High lake and river levels mean extra caution is needed
In a certain sense we’re in no-man’s land in terms of recreation. We’re between seasons for most fishing. Granted, panfish season is open but the big interest lies in walleyes and that’s a few weeks out. Bicycling and boating are both doable but have been hampered by a string of cool, dreary days that show no signs of abating in the short term. There is turkey hunting; that season is now open but limited permits in the immediate area make it a lower impact than other hunt times.
Turkey seasons are underway and as of this report it’s too early to say what success hunters are having. Given the weather (rainy and cool), hunter hours will be down at least for mid week. Turkey numbers are on the rebound after the killer winter a few years ago and we expect normal success rates in this area.
Panfishing, as noted earlier, is the only game in town, at least locally now. Results are mixed. Crappies seem to hold in deeper water than one might expect based on the calendar but the cooler weather has kept water temperatures down and fish have held off the shallows for now. A surge of warm weather will change that. Perch action is also slow and blame the weather for that as well.
One thing that is not normal is water levels on lakes and rivers in the area. They are very high! In real-world terms that means that lake levels are up a lot and any anglers or boaters will find things looking a lot different than last fall let alone last spring. That by itself is not a real concern but logistically it may mean landings are not as easy to maneuver in as normal and, once on the lake, waters that are normal shallow are now deeper.
But where the high levels come into play are on moving water, the rivers and streams in this area. Simply put there is a lot of water now and it is moving with more force than normal. Anyone venturing out on any rivers need be very cautious as high currents and high volumes of moving water create a far more hazardous situation than normal.

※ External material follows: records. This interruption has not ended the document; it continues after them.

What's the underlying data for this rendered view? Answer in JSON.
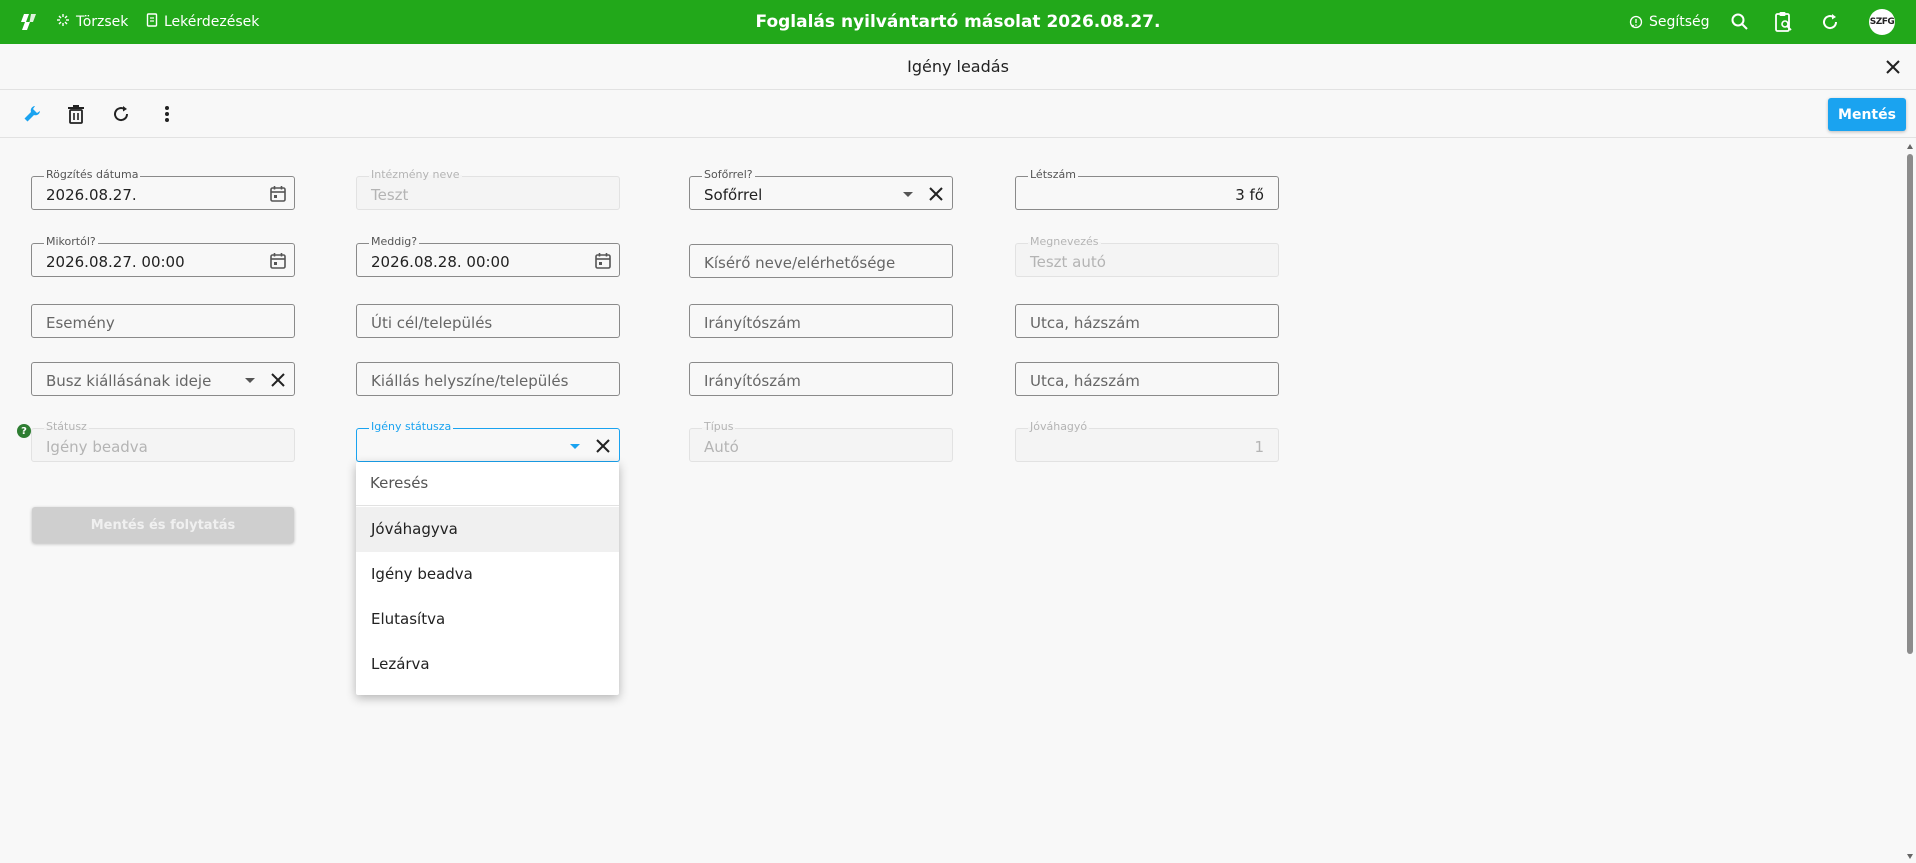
{
  "topbar": {
    "nav_torzsek": "Törzsek",
    "nav_lekerdezesek": "Lekérdezések",
    "title": "Foglalás nyilvántartó másolat 2026.08.27.",
    "help_label": "Segítség",
    "avatar_initials": "SZFG"
  },
  "page": {
    "subtitle": "Igény leadás"
  },
  "toolbar": {
    "save_label": "Mentés"
  },
  "form": {
    "rogzites_datuma": {
      "label": "Rögzítés dátuma",
      "value": "2026.08.27."
    },
    "intezmeny_neve": {
      "label": "Intézmény neve",
      "value": "Teszt"
    },
    "soforrel": {
      "label": "Sofőrrel?",
      "value": "Sofőrrel"
    },
    "letszam": {
      "label": "Létszám",
      "value": "3 fő"
    },
    "mikortol": {
      "label": "Mikortól?",
      "value": "2026.08.27. 00:00"
    },
    "meddig": {
      "label": "Meddig?",
      "value": "2026.08.28. 00:00"
    },
    "kisero": {
      "placeholder": "Kísérő neve/elérhetősége"
    },
    "megnevezes": {
      "label": "Megnevezés",
      "value": "Teszt autó"
    },
    "esemeny": {
      "placeholder": "Esemény"
    },
    "uti_cel": {
      "placeholder": "Úti cél/település"
    },
    "iranyitoszam_1": {
      "placeholder": "Irányítószám"
    },
    "utca_1": {
      "placeholder": "Utca, házszám"
    },
    "busz_kiallas_ideje": {
      "placeholder": "Busz kiállásának ideje"
    },
    "kiallas_helyszine": {
      "placeholder": "Kiállás helyszíne/település"
    },
    "iranyitoszam_2": {
      "placeholder": "Irányítószám"
    },
    "utca_2": {
      "placeholder": "Utca, házszám"
    },
    "statusz": {
      "label": "Státusz",
      "value": "Igény beadva"
    },
    "igeny_statusza": {
      "label": "Igény státusza",
      "value": ""
    },
    "tipus": {
      "label": "Típus",
      "value": "Autó"
    },
    "jovahagyo": {
      "label": "Jóváhagyó",
      "value": "1"
    },
    "help_mark": "?",
    "continue_label": "Mentés és folytatás"
  },
  "status_dropdown": {
    "search_placeholder": "Keresés",
    "options": [
      "Jóváhagyva",
      "Igény beadva",
      "Elutasítva",
      "Lezárva"
    ],
    "highlighted_index": 0
  },
  "colors": {
    "topbar_green": "#22a81a",
    "primary_blue": "#1aa3f0",
    "help_green": "#2e7d32"
  }
}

It is not that many weeks ago that we were cautioning people about bad ice. Now it’s about high water levels. High water, moving fast is far less forgiving for mistakes made and we’d better be very careful.
The short of it is that the outdoor scene today is in transition. Warmer, drier weather will change things for the better. For now, we’re mostly in a holding pattern.
The Outdoor Report is prepared by the staff of Mel’s Trading Post, downtown Rhinelander, where a variety of outdoor products is available.